## [Exercise prompt]
Please copy out every line in the records below that includes the word "Disabled".

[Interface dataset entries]
○ ○ ○ ○ ○ ○ ○

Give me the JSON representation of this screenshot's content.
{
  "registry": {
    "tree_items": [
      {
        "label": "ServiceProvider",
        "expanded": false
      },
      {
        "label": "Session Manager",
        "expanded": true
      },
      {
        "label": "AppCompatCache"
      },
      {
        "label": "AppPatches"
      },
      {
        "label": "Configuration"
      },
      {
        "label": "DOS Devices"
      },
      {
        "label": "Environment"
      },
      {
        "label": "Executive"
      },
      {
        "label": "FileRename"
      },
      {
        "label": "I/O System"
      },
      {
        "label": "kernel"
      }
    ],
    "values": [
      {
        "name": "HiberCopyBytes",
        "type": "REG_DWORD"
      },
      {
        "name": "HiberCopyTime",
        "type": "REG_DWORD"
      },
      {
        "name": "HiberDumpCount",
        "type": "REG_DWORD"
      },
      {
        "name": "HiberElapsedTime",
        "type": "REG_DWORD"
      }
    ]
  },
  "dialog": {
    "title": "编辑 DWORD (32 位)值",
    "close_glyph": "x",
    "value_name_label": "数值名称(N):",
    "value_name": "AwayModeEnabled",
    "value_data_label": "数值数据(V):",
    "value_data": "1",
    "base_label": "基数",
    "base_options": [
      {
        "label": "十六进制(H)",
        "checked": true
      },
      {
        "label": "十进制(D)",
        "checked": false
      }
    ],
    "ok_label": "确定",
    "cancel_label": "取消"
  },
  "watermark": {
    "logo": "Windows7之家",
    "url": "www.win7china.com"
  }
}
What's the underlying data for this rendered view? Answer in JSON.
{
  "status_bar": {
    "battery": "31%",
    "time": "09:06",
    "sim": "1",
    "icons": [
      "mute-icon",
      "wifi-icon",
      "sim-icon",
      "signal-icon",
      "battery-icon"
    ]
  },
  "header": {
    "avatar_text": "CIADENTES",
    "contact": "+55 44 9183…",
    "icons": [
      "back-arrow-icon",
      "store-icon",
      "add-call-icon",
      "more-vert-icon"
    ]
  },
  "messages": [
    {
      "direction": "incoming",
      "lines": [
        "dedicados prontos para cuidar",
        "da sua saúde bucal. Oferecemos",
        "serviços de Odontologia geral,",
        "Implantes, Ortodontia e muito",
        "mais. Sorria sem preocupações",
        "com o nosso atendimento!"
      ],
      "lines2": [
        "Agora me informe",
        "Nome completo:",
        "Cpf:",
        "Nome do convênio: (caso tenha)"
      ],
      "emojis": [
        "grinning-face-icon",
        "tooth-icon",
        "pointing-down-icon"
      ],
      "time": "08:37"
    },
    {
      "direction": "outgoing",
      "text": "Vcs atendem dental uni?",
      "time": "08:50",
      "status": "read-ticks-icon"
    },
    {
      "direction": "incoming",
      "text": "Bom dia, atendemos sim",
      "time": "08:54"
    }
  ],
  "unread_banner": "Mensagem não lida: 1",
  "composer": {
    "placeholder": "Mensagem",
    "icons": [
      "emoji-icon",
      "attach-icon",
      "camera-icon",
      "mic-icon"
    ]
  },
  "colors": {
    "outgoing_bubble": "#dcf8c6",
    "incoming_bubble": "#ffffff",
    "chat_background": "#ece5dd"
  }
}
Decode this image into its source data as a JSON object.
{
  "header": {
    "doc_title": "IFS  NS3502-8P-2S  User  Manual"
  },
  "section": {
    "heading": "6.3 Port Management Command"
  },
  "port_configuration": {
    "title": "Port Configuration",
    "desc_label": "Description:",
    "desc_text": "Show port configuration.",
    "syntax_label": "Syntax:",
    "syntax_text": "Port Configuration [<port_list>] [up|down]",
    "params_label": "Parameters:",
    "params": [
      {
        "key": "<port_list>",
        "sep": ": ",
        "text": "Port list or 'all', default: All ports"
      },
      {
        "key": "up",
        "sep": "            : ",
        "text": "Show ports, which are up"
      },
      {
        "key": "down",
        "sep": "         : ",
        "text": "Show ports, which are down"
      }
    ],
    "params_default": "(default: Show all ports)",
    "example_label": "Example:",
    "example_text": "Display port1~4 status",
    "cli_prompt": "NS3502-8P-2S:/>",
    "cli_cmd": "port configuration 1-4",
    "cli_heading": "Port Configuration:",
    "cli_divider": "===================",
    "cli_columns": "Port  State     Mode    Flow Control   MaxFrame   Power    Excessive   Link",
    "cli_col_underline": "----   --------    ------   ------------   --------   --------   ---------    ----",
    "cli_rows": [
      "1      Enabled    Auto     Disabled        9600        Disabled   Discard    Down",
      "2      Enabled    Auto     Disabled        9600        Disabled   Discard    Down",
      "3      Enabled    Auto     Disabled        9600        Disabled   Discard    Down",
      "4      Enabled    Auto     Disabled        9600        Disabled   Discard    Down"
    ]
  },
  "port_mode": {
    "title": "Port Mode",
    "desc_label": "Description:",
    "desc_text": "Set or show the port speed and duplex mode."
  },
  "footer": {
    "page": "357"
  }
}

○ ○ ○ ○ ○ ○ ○

## [Task result]
      "1      Enabled    Auto     Disabled        9600        Disabled   Discard    Down",
      "2      Enabled    Auto     Disabled        9600        Disabled   Discard    Down",
      "3      Enabled    Auto     Disabled        9600        Disabled   Discard    Down",
      "4      Enabled    Auto     Disabled        9600        Disabled   Discard    Down"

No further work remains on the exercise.